▶ _WHAT THE TASK ASKS_
Apart from the pictures, every entry below should be repeated exactly.
===============
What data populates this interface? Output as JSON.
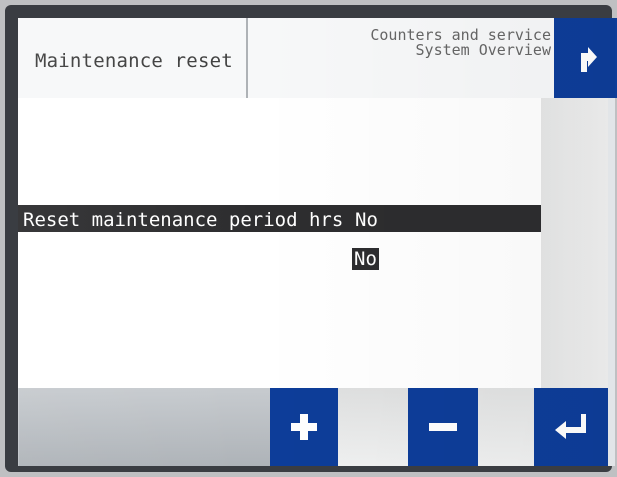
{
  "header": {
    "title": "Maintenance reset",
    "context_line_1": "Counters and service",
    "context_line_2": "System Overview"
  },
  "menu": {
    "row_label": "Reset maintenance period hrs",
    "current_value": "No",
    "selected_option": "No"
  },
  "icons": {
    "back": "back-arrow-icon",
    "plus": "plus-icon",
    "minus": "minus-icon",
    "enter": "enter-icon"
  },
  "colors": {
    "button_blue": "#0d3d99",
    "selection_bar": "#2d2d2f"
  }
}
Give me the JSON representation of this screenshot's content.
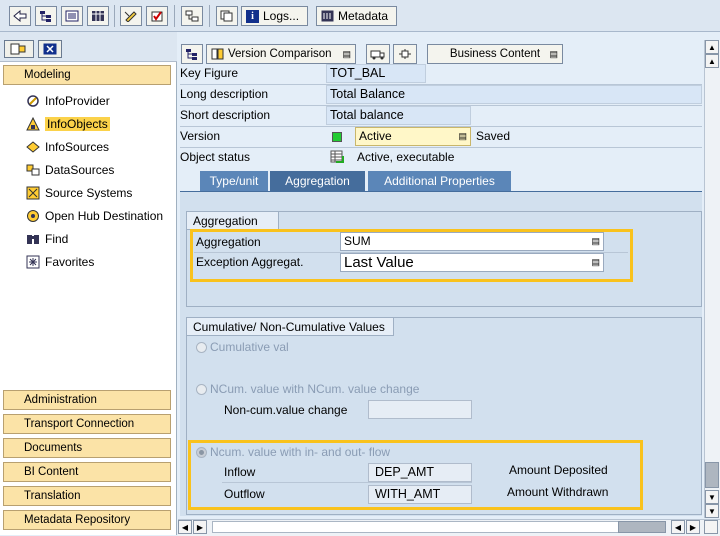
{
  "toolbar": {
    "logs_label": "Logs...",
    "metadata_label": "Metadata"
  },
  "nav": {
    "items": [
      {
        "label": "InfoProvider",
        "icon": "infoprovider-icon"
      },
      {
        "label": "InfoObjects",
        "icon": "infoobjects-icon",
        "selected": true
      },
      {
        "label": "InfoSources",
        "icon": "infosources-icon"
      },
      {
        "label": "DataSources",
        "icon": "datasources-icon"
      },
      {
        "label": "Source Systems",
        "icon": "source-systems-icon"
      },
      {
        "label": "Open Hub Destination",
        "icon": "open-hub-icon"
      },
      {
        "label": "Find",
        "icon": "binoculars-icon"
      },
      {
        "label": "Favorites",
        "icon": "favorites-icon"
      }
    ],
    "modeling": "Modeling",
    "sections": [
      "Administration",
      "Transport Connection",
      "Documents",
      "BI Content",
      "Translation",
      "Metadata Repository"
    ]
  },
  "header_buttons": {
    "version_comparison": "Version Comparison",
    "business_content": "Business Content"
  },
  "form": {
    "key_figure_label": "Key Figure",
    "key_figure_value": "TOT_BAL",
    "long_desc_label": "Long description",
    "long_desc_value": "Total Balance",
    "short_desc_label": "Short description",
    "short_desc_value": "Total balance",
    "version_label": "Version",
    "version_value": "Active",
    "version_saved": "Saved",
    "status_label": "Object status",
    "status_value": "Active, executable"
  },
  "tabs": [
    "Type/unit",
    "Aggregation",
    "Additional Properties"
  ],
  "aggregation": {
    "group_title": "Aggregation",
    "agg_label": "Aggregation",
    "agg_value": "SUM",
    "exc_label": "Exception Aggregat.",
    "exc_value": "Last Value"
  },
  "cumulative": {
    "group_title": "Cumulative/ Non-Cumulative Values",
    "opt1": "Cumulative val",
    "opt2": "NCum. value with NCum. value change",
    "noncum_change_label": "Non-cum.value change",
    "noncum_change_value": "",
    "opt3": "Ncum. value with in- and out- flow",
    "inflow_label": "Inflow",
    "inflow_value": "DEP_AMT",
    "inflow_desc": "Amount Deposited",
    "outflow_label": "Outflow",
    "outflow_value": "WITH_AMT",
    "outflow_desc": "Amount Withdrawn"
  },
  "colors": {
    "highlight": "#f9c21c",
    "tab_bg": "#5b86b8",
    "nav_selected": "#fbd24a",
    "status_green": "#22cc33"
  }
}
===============
▶ _EXERCISE RESULT_
What data populates this interface? Output as JSON.
{
  "header": {
    "title": "Maintenance reset",
    "context_line_1": "Counters and service",
    "context_line_2": "System Overview"
  },
  "menu": {
    "row_label": "Reset maintenance period hrs",
    "current_value": "No",
    "selected_option": "No"
  },
  "icons": {
    "back": "back-arrow-icon",
    "plus": "plus-icon",
    "minus": "minus-icon",
    "enter": "enter-icon"
  },
  "colors": {
    "button_blue": "#0d3d99",
    "selection_bar": "#2d2d2f"
  }
}
Give me the JSON representation of this screenshot's content.
{
  "toolbar": {
    "logs_label": "Logs...",
    "metadata_label": "Metadata"
  },
  "nav": {
    "items": [
      {
        "label": "InfoProvider",
        "icon": "infoprovider-icon"
      },
      {
        "label": "InfoObjects",
        "icon": "infoobjects-icon",
        "selected": true
      },
      {
        "label": "InfoSources",
        "icon": "infosources-icon"
      },
      {
        "label": "DataSources",
        "icon": "datasources-icon"
      },
      {
        "label": "Source Systems",
        "icon": "source-systems-icon"
      },
      {
        "label": "Open Hub Destination",
        "icon": "open-hub-icon"
      },
      {
        "label": "Find",
        "icon": "binoculars-icon"
      },
      {
        "label": "Favorites",
        "icon": "favorites-icon"
      }
    ],
    "modeling": "Modeling",
    "sections": [
      "Administration",
      "Transport Connection",
      "Documents",
      "BI Content",
      "Translation",
      "Metadata Repository"
    ]
  },
  "header_buttons": {
    "version_comparison": "Version Comparison",
    "business_content": "Business Content"
  },
  "form": {
    "key_figure_label": "Key Figure",
    "key_figure_value": "TOT_BAL",
    "long_desc_label": "Long description",
    "long_desc_value": "Total Balance",
    "short_desc_label": "Short description",
    "short_desc_value": "Total balance",
    "version_label": "Version",
    "version_value": "Active",
    "version_saved": "Saved",
    "status_label": "Object status",
    "status_value": "Active, executable"
  },
  "tabs": [
    "Type/unit",
    "Aggregation",
    "Additional Properties"
  ],
  "aggregation": {
    "group_title": "Aggregation",
    "agg_label": "Aggregation",
    "agg_value": "SUM",
    "exc_label": "Exception Aggregat.",
    "exc_value": "Last Value"
  },
  "cumulative": {
    "group_title": "Cumulative/ Non-Cumulative Values",
    "opt1": "Cumulative val",
    "opt2": "NCum. value with NCum. value change",
    "noncum_change_label": "Non-cum.value change",
    "noncum_change_value": "",
    "opt3": "Ncum. value with in- and out- flow",
    "inflow_label": "Inflow",
    "inflow_value": "DEP_AMT",
    "inflow_desc": "Amount Deposited",
    "outflow_label": "Outflow",
    "outflow_value": "WITH_AMT",
    "outflow_desc": "Amount Withdrawn"
  },
  "colors": {
    "highlight": "#f9c21c",
    "tab_bg": "#5b86b8",
    "nav_selected": "#fbd24a",
    "status_green": "#22cc33"
  }
}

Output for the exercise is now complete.